Your objective: Copy out each line of the data holding "account".

-------- Provided data --------

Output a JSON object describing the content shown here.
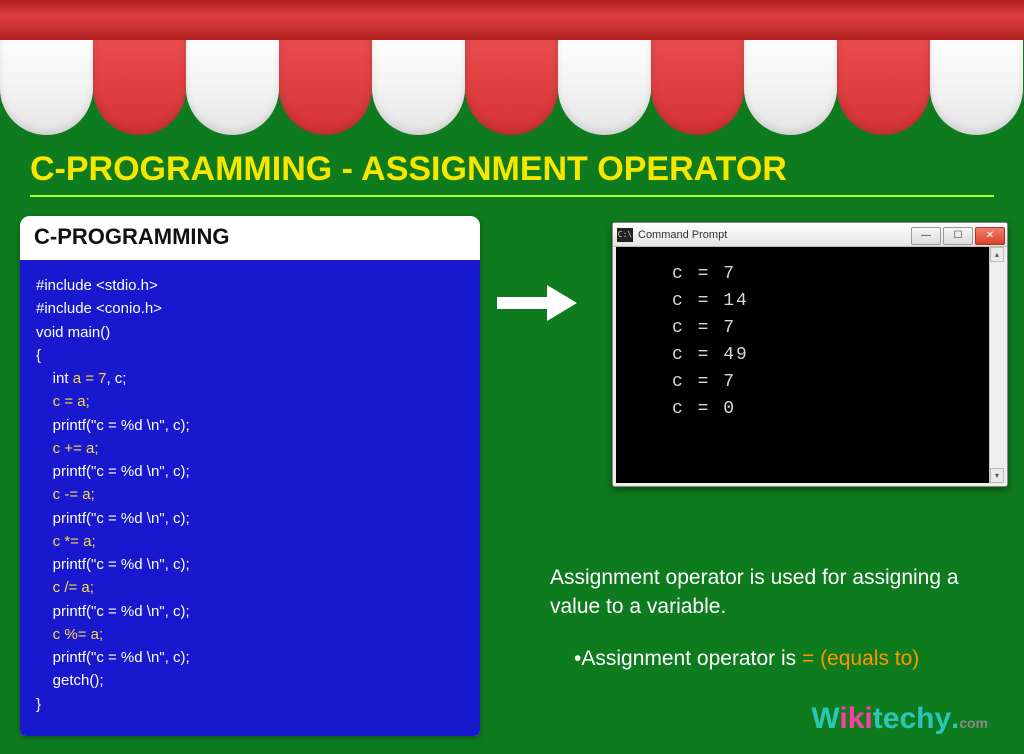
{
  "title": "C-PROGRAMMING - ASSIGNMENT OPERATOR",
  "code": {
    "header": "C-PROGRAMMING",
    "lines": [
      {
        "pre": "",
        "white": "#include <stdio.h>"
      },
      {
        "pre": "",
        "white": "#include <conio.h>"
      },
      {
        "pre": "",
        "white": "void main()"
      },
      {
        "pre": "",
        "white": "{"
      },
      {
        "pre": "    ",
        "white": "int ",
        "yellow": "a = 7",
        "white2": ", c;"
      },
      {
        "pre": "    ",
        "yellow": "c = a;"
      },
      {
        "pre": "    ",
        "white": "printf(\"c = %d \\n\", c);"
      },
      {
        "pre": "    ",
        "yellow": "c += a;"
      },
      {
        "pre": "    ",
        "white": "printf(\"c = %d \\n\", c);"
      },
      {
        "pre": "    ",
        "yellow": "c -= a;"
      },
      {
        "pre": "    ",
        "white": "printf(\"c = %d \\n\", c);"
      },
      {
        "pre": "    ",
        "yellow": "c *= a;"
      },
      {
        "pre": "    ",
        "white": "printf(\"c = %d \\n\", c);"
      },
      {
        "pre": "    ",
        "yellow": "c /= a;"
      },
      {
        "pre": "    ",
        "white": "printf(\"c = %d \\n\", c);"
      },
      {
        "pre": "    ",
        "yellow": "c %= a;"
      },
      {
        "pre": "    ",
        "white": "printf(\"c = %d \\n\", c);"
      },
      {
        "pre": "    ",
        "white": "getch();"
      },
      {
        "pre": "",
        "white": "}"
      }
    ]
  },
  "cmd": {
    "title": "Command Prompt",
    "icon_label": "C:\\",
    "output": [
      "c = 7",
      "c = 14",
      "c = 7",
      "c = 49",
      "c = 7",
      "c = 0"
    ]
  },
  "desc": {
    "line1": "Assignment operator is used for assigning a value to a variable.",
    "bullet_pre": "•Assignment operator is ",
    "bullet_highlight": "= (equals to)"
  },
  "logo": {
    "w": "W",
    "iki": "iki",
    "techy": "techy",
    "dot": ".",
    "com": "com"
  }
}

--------
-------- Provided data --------

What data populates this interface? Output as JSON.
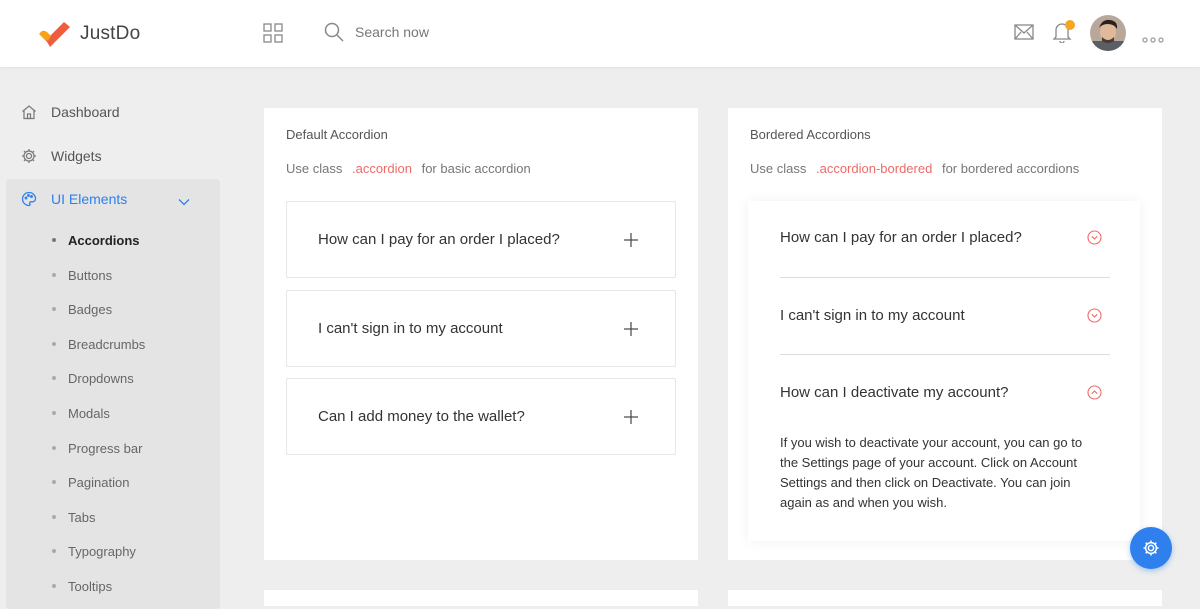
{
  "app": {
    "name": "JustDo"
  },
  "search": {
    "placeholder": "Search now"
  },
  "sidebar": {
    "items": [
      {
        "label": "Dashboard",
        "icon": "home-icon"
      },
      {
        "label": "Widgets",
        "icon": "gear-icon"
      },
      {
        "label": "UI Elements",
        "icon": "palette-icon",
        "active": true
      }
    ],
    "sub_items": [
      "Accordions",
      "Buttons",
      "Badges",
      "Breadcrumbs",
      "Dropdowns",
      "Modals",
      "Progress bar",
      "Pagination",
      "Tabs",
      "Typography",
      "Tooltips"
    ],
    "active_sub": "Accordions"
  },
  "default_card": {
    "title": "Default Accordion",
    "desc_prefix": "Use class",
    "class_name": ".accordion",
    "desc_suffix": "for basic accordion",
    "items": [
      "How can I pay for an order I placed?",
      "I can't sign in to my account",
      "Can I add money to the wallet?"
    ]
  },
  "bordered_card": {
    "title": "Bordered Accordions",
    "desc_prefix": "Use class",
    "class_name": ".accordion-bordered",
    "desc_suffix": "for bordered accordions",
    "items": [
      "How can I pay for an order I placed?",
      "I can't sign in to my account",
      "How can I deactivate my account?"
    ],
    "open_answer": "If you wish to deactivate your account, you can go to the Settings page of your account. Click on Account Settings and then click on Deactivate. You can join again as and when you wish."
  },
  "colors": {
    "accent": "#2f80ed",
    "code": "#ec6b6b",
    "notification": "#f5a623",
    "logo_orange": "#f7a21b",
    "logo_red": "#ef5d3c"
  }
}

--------

Solved exercise:
      "I can't sign in to my account",
      "I can't sign in to my account",
      "How can I deactivate my account?"
    "open_answer": "If you wish to deactivate your account, you can go to the Settings page of your account. Click on Account Settings and then click on Deactivate. You can join again as and when you wish."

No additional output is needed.